As the summer vacation season approaches, thoughts turn to time with family and friends and the beach, lake, and/or mountains. Unfortunately, vacations are sometimes marred by injuries suffered in vacation rental cottages. In light of the huge number of people who enjoy vacations in NC, injuries due to maintenance deficiencies in cottages are very small.
Due to our location, we are often contacted by people who have suffered injuries due to failures of decks, stairways, pool security, etc. Several years ago, the North Carolina legislature passed the NC Vacation Rental Act to protect consumers. The act requires reasonably habitable accommodations as well as accounting and contractual protections.
Under the Act, any vacation property that will be rented for less than 90 days must include the following conditions:
- The renters’ rights and obligations as a tenant, including how much rent they will pay;
- The rights and obligations of the landlord and/or real estate broker handling the rental agreement;
- The amount of security deposit the renter is required to pay and how that deposit will be held; and
- Any additional fees that are required to rent the property.
The Act offers protection for renters under certain conditions. For example, if during the renter’s stay there is a mandatory evacuation (i.e. severe weather conditions), then the landlord must refund the money they received from the renter. All funds collected, such as the rent and deposits, must be kept in a bank account separate from the landlord’s personal account and the bank address must be included in the agreement.
Property Owners Responsibility
When a property owner makes the decision to rent their property as a vacation property, they must adhere to all applicable housing codes. They are responsible for keeping up maintenance of the property, as well as make sure all necessary repairs in order to keep the property safe and hazard-free are done. Some of the items that the property owner should consistently maintain include:
- Electrical system
- HVAC system
- Smoke and carbon monoxide detectors
- Structural (i.e. stairs, decks, walkways, etc.)
If there is a real estate broker who is overseeing the rental, then they, too, share responsibility for keeping the property safe. They are responsible for notifying the property owner of any repairs that are needed, as well as making sure those repairs are addressed.

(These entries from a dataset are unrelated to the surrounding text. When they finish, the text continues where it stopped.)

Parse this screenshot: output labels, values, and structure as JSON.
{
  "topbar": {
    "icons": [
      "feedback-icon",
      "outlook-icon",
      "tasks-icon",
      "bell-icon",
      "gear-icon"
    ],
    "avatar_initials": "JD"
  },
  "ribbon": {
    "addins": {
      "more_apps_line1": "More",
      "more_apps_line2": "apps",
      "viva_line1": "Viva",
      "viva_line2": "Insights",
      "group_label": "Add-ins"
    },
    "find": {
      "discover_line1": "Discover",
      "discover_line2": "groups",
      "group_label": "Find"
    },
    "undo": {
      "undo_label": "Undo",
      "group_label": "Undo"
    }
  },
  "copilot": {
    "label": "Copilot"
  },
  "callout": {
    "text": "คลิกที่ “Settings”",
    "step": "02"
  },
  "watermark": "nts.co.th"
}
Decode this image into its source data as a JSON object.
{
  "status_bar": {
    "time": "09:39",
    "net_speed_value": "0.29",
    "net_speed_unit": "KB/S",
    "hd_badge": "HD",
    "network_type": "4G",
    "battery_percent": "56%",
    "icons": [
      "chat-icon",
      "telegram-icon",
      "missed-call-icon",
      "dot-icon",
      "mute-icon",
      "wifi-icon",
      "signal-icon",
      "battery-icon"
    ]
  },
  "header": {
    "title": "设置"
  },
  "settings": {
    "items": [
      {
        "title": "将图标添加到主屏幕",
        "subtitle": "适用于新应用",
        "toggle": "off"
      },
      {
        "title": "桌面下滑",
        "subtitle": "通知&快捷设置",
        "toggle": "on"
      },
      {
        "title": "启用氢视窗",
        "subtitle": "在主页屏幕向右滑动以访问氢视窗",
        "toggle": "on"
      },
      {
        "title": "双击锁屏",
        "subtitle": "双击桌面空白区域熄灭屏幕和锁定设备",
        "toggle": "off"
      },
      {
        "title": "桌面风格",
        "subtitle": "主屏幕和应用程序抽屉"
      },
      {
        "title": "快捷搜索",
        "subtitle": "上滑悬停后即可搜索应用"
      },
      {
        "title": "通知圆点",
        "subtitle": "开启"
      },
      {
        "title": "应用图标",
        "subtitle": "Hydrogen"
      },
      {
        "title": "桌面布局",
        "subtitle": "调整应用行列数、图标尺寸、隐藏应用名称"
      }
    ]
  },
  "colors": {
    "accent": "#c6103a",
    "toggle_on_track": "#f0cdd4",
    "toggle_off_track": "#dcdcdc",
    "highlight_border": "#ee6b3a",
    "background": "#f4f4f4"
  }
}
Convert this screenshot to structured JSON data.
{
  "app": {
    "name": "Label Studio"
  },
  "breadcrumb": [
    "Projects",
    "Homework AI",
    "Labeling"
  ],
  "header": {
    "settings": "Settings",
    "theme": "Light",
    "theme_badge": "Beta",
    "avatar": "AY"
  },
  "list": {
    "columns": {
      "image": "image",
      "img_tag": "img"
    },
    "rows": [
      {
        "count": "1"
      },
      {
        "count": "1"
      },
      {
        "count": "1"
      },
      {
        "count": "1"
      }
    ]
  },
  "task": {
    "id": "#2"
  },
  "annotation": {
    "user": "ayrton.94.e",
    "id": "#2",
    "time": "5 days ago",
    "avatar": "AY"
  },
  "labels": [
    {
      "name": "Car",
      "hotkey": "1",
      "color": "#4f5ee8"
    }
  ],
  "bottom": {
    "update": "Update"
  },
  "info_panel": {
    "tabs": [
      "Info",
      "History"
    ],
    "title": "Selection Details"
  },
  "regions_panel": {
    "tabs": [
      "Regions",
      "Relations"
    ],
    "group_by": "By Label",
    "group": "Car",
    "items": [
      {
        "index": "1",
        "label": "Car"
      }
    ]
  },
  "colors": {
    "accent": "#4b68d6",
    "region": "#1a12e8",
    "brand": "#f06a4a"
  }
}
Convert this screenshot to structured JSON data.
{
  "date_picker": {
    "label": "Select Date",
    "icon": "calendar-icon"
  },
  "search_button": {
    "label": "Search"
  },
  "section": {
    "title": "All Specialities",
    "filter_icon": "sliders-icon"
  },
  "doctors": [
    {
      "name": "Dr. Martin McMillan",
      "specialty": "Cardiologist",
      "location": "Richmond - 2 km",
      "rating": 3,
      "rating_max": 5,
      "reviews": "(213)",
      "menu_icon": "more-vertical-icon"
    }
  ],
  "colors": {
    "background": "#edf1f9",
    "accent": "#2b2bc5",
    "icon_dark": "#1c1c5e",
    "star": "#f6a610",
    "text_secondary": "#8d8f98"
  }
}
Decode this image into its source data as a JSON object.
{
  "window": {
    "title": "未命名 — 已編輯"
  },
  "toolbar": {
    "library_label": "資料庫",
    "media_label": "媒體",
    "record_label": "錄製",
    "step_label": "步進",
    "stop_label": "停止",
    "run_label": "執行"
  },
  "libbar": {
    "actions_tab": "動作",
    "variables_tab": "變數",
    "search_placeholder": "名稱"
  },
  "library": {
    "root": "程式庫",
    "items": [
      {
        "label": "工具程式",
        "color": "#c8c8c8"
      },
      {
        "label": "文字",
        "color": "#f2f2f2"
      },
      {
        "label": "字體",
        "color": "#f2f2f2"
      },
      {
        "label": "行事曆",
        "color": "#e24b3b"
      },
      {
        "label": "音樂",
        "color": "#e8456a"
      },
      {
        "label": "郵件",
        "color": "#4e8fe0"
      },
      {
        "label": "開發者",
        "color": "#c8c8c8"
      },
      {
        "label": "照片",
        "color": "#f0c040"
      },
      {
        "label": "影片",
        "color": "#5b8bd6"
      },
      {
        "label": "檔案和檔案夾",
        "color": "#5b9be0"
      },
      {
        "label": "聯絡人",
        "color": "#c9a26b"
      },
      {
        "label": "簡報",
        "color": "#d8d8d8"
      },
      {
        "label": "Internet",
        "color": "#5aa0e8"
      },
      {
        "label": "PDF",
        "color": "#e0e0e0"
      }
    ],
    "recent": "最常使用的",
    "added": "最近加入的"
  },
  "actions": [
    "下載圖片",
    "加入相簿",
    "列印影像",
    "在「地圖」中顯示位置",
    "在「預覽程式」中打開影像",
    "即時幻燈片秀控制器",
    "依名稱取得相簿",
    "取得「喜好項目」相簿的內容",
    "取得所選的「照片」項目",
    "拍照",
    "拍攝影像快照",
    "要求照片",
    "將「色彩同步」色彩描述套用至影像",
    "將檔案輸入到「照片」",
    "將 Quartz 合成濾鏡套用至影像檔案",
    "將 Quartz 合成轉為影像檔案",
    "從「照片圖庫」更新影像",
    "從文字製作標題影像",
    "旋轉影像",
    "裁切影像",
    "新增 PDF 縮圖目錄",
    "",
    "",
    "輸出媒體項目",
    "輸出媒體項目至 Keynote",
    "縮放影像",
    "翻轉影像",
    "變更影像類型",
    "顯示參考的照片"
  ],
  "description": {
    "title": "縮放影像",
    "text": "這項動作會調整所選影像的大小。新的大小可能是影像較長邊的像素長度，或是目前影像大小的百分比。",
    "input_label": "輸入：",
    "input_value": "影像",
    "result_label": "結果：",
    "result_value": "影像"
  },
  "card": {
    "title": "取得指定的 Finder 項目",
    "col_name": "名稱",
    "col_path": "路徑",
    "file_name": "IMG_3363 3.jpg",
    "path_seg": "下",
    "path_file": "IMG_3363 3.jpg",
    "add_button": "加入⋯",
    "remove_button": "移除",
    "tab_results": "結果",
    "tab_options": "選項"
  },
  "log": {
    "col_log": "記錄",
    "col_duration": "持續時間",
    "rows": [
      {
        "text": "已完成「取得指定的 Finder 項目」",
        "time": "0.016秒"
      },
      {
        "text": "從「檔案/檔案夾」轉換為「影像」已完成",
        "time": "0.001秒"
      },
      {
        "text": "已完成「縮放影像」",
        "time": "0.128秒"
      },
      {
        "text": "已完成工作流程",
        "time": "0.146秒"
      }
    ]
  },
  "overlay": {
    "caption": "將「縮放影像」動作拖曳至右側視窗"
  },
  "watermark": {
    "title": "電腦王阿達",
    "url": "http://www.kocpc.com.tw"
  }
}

If a renter is injured due to the failure of the landlord to keep the vacation property safe, then under North Carolina’s premises liability law, the injured renter may be able to pursue a claim or lawsuit for damages.
- Understanding North Carolina Premise Liability Laws
- When a Business Can Be Held Responsible for a Slip or Fall at their Premises
The law states that all property owners have a duty to keep their property safe for any lawful visitors who come onto the property. If there is some type of hazard, then the owner is required to let the visitor/renter know. Some of the damages an injured renter can claim include:
- All medical expenses
- Lost wages from being unable to work while recovering from injuries
- Pain and suffering
- Emotional anguish
- Permanent disability
- Scarring and/or disfigurement
Contact a Carolina Injury Attorney
If you or a family member has been injured at a vacation rental property, contact a seasoned North Carolina premises liability attorney to discuss what legal recourse you may have. Even if it is not entirely clear who is the at-fault party, a Carolinas injury attorney will be able to determine which party or parties are liable. At Shapiro & Appleton, our injury attorneys have successfully represented numerous accident victims and have the legal expertise to handle these complex cases with positive results. Call 757-663-5031 for a free case evaluation.